July 1, 2011 - 10:00am


Today when you’re walking through a home improvement store, you may notice something has changed. As you gaze down those towering aisles, it's clear you have choices for upgrading anything in your home, but more recently many of those options are energy efficient, reasonably priced and can provide benefits such as increasing the comfort and decreasing the health risks of your home or office.  By saving energy, you can save money.

To help bring these new or improved products to market and provide better options for your home or business, the Energy Department supports the development of innovative energy efficient products and technologies. This research and development is a priority for the Department because buildings consume more energy than either the transportation or industrial sectors of our economy. Therefore, these technologies not only save energy and money for American families and businesses, but also improve America’s economic competitiveness, increase our energy security and reduce the carbon pollution from our nation’s buildings.

A major part of this effort includes recent investments by the Department’s Buildings Technologies Program (BTP) in four main research and development (R&D) areas – building envelope, HVAC and water heating, lighting and windows. To track the commercialization and development of these kinds of products the Department’s Pacific Northwest National Laboratory (PNNL) issued a new report, Buildings R&D Breakthroughs: Technologies and Products Supported by the Building Technologies Program, highlighting the results and progress made in this area.

  • Building Envelope Technologies – These are the new materials, systems and designs that reduce energy losses through buildings’ walls, roofs and foundations, and include technologies and products like cool roofs and insulation. Department of Energy partners who develop technologies and products in this area include: Oak Ridge National Lab (ORNL), Advanced Fiber Technologies and Microtek Laboratories, The Dow Chemical Company and the National Energy Technology Laboratory as well as the University of Nebraska-Lincoln’s Durham School of Architectural Engineering and Construction.
  • HVAC and Water Heating Technologies – Space heating and cooling and water heating systems are responsible for 45 percent of energy use in our buildings and therefore are one of the biggest contributors to high energy bills.
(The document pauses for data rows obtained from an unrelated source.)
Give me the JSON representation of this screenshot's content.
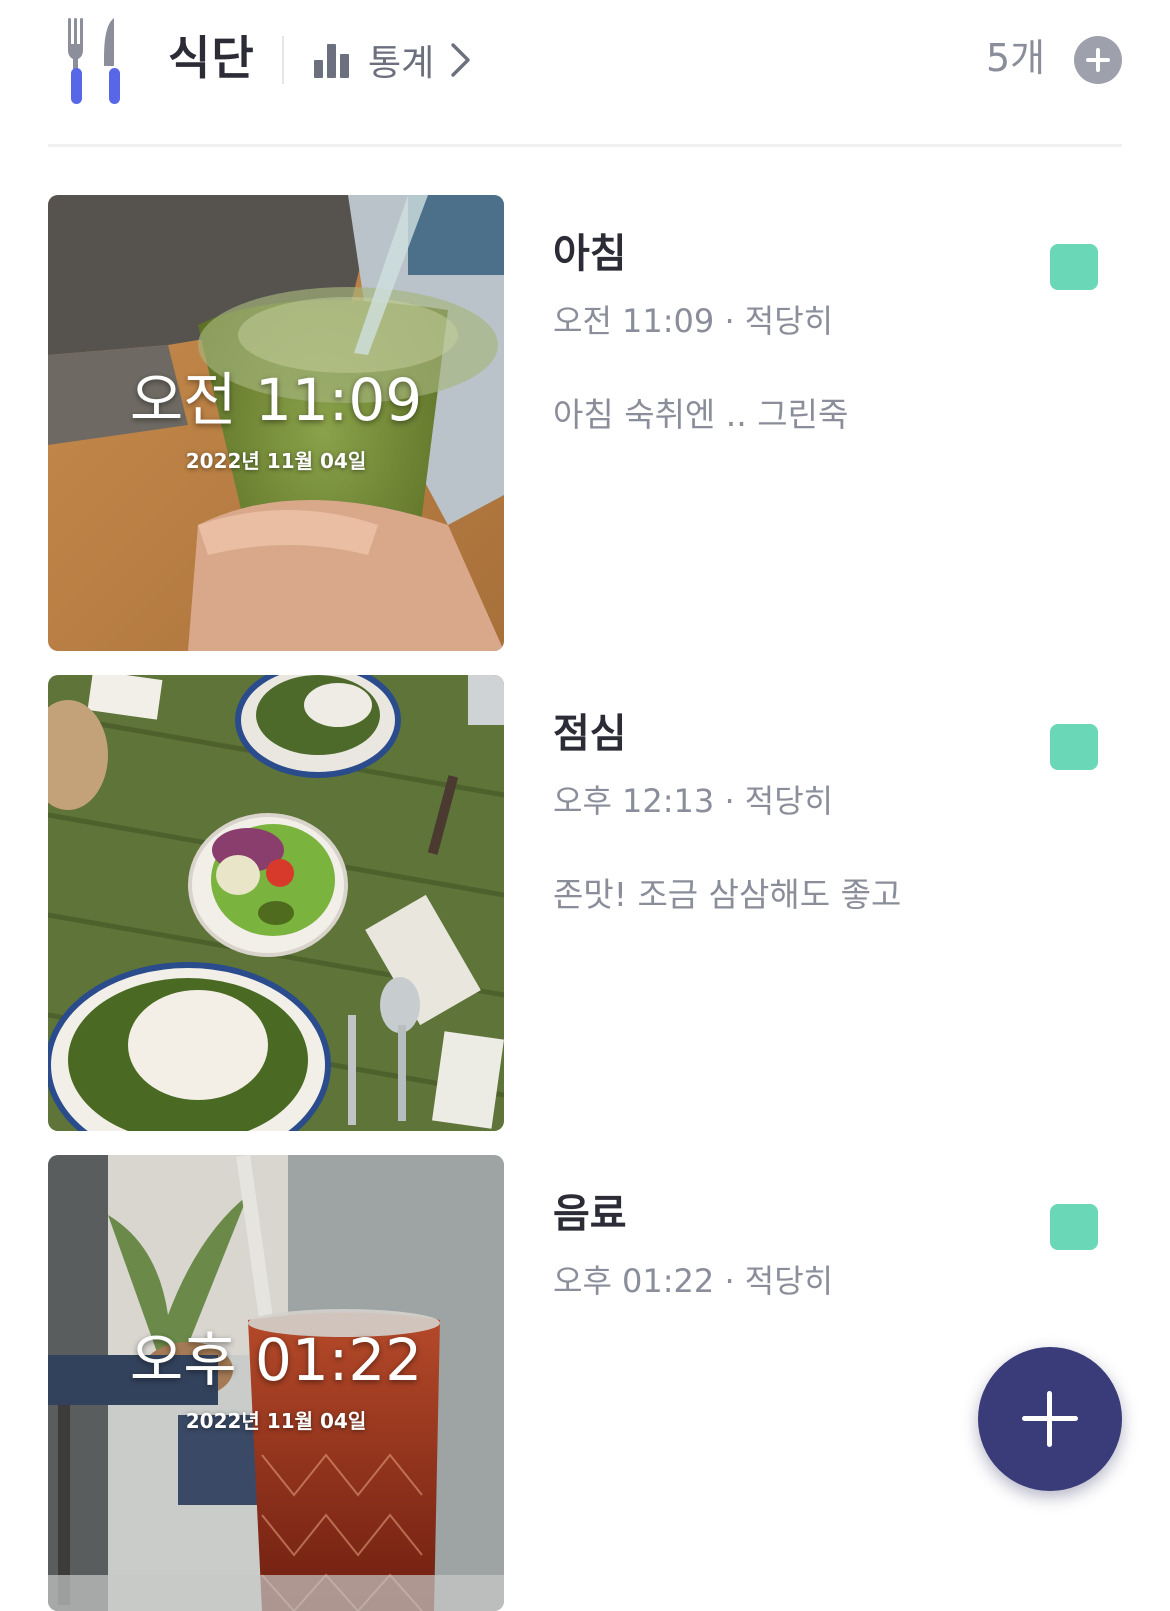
{
  "header": {
    "title": "식단",
    "stats_label": "통계",
    "count": "5개",
    "icons": {
      "app": "fork-knife-icon",
      "stats": "bar-chart-icon",
      "chevron": "chevron-right-icon",
      "add": "plus-circle-icon"
    }
  },
  "meals": [
    {
      "name": "아침",
      "meta": "오전 11:09 · 적당히",
      "memo": "아침 숙취엔 .. 그린죽",
      "photo_time": "오전 11:09",
      "photo_date": "2022년 11월 04일",
      "tag_color": "#6ad8b7"
    },
    {
      "name": "점심",
      "meta": "오후 12:13 · 적당히",
      "memo": "존맛! 조금 삼삼해도 좋고",
      "photo_time": "",
      "photo_date": "",
      "tag_color": "#6ad8b7"
    },
    {
      "name": "음료",
      "meta": "오후 01:22 · 적당히",
      "memo": "",
      "photo_time": "오후 01:22",
      "photo_date": "2022년 11월 04일",
      "tag_color": "#6ad8b7"
    }
  ],
  "fab": {
    "icon": "plus-icon"
  },
  "colors": {
    "accent": "#393c79",
    "fork_handle": "#5867e8",
    "tag": "#6ad8b7",
    "muted_text": "#8a8d9a"
  }
}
The Department of Energy has worked with companies like PVT Solar, GE, IntelliChoice Energy, Bard Manufacturing and A.O. Smith to develop products and technologies that include a waste heat recovery system, heat humps and high efficiency water heaters to help increase efficiency among these technologies, making them more wallet friendly. 
  • Lighting Technologies – The lighting R&D area accounted for the majority of all technologies identified in the report. The Department and partners worked to develop innovative LED devices and technologies that are on the market today, provided support for a wireless lighting control system that monitors room occupancy and daylighting and energy efficient accent lighting systems. 
  • Window Technologies – Researchers at Lawrence Berkeley National Laboratory (LBNL) have estimated that similar “smart window” technologies could save the nation more than $10 billion in annual energy costs. The Department of Energy and its partners focused their efforts on developing dynamic windows that adjust to outside conditions along with window framing and sealing technologies that improve insulating performance to help achieve that potential reduction.

Of the 190 technology R&D projects supported by the Department of Energy between fiscal years 2005-2009 that the PNNL report studied, 11 were commercial products available today, 41 were emerging technologies that are expected to be commercialized within the next three years, and 68 were potential technologies that are still being researched but are more than three years away from commercialization.

Working with private sector partners, the national labs and our nation’s universities, the Department is supporting the development and commercialization of innovative energy efficient products and technologies so that when it comes time for you to make a choice about the investments you make in your home, it will be an easy and affordable one.